[Extracted data — start]

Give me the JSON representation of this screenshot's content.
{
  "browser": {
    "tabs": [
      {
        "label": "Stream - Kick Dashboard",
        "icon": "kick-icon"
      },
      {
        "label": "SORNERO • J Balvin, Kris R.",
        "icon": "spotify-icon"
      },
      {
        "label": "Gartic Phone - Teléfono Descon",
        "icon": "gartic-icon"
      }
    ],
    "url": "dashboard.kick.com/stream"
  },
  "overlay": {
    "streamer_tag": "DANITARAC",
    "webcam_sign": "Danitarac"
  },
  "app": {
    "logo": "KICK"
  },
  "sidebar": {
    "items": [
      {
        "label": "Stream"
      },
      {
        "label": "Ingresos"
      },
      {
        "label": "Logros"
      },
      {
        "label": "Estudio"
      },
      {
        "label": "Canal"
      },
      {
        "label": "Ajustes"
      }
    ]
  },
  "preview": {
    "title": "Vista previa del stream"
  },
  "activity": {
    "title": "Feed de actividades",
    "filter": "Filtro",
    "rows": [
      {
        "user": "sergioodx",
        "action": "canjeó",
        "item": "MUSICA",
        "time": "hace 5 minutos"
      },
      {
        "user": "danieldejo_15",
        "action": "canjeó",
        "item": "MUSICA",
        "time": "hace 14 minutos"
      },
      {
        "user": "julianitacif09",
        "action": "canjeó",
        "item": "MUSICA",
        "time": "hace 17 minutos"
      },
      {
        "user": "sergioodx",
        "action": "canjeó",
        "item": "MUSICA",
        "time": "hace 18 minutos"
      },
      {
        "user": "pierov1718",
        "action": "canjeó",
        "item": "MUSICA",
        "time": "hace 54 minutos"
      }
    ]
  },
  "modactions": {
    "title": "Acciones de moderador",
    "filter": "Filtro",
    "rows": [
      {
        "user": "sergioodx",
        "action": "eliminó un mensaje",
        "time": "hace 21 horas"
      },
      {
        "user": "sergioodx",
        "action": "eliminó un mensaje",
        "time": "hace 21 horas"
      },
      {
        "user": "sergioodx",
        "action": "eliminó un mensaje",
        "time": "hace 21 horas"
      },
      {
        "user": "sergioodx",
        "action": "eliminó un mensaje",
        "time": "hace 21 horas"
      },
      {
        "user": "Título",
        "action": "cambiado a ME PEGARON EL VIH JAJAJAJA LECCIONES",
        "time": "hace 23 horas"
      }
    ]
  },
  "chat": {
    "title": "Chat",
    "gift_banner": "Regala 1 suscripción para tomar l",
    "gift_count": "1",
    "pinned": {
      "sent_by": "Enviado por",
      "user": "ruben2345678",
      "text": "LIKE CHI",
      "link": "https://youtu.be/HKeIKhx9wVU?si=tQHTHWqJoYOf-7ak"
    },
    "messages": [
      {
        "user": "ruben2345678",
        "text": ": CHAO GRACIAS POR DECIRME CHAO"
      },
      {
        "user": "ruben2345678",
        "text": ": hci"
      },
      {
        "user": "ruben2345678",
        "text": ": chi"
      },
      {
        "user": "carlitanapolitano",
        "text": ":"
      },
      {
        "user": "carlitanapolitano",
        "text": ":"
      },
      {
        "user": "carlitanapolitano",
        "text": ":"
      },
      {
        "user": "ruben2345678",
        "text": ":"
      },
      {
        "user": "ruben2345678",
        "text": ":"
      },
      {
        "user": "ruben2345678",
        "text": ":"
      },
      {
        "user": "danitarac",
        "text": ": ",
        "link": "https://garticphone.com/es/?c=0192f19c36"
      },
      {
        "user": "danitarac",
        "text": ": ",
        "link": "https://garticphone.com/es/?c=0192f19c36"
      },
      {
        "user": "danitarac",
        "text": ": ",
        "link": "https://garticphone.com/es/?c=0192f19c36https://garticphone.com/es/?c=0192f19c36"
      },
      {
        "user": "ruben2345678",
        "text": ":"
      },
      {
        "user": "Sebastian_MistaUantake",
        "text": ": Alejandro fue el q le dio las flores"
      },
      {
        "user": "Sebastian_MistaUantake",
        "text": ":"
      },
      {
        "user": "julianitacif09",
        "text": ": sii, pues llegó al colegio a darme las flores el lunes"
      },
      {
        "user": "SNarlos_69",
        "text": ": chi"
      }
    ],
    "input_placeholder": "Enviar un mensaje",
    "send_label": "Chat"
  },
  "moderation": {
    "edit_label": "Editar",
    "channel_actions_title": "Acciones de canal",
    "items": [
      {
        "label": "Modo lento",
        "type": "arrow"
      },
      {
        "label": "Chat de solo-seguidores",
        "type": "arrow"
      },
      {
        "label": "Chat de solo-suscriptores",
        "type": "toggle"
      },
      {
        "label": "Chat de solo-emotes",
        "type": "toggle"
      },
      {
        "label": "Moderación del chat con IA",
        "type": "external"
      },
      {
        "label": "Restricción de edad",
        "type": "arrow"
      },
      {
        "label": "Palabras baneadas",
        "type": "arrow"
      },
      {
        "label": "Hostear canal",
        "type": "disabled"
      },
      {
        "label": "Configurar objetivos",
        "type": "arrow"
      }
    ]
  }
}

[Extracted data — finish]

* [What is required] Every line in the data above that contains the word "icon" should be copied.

* [Task answer]
        "icon": "kick-icon"
        "icon": "spotify-icon"
        "icon": "gartic-icon"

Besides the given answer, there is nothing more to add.